1. Used Components
The table below show a detailed list of components used for the blimp:
|1||Digi XBee Pro S2||Connected to PC, sends remote commands|
|1||Digi XBee Pro S2||Receives remote commands, operates the H-bridges through its GPIOs|
|2||TI SN754410||Quadruple H-bridges, each capable of operating two moters back and forth|
|1||STM LM1117||Low dropout 3.3V voltage regulator for the XBee|
|3||DC Motors||Micromotors from servo and broken microcopter|
|3||Propellers||Taken also from broken microcopter|
|1||Microstar LiPo 130mA||LiPo single cell batery for XBee|
|1||Microstar LiPo 160mA||LiPo single cell batery for motors|
|1||Carbon fiber tube||4mm tube as used for kites|
|1-5||Ballooons||The number of balloons needed depends on the size of the balloons|
|1||Helium kanister||For the balloons|
The following figure shows how the components are wired up:
Note: That voltage reulator thing for the XBee is not quit satisfaying and only works barely since the voltage of the LiPo battery is always very close to the dropout voltage of the LM 1117. Thus only a regulator with low dropout could be used, and it only works since the LiPo has about 4.2 volts at the beginning.
3. The Weight Problem
..or what is a balloon able to lift ...
When putting all the above components on the frame, we ended up with a total weight of 30-35grams! Sounds not much, but it is. At least for a helium filled balloon. A normal sized party balloon is able to lift about 10grams. So either you need 4-5 of them, or one big balloon. Taking 4-5 balloons does not work that well since it makes the blimp super glumpsy and hard to steer (as you could see in the attached video). So next we will try using one big balloon with a diameter of about 50cm. It is said, that such a balloon is able to lift about 60-90grams. A far more better solution would be saving weight (we are thinking of that too, yet I don't know how to solve that XBee issue).
For the weight of the components, see the pictures.
4. The Software
Since the XBees firmware alredy allows to control its GPIOs, only the software for the PC to send the remote commands has to be written. I first gave the C based "libxbee" library from Atti a try, but the XBee, the library and I did not get along that well, and I was not willing to invest much debuging time. Thus, I switched to Andrew Rapps Java based XBee API and wrot a very basic application to remotely switch the GPIOs to controll the motors.
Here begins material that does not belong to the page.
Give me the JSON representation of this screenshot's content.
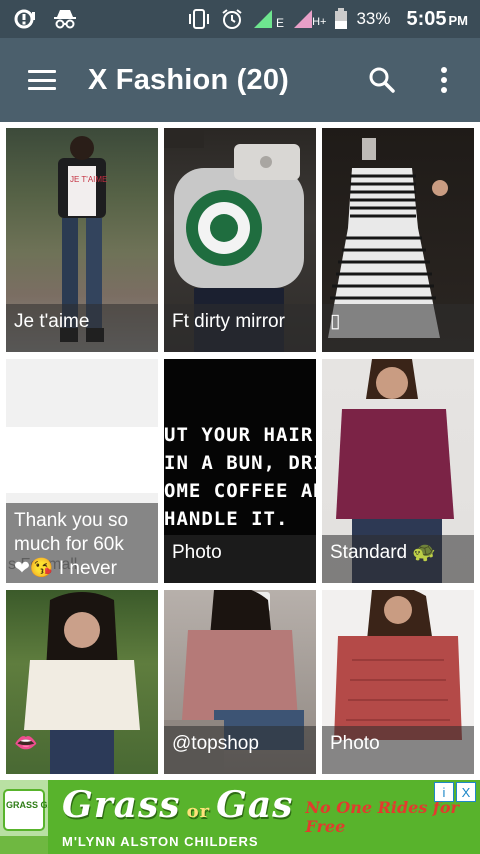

The program just waits for some defined keys, and then sends the according remote AT commands to the blimp.
The program (called "xzrem") takes the following parameters as commandline arguments:
|serial port||mandatory, port to which the coordinator is connected to|
|speed||mandatory, speed in bauds at which coordinator operates|
|address||mandatory, 64bit address of remote XBee in the form aa:bb:cc:dd:ee:ff:gg:hh|
|motor mode||optional, give "excel" to operate each motor eclusively|
./xzrem /dev/ttyS1 9600 "00:13:a2:00:40:61:30:09"
In the main window, the following keys are realized:
|F5||connect to coordinator (do this prior any other command)|
|SPACE||stop all motors|
For more details see the code and the README on github.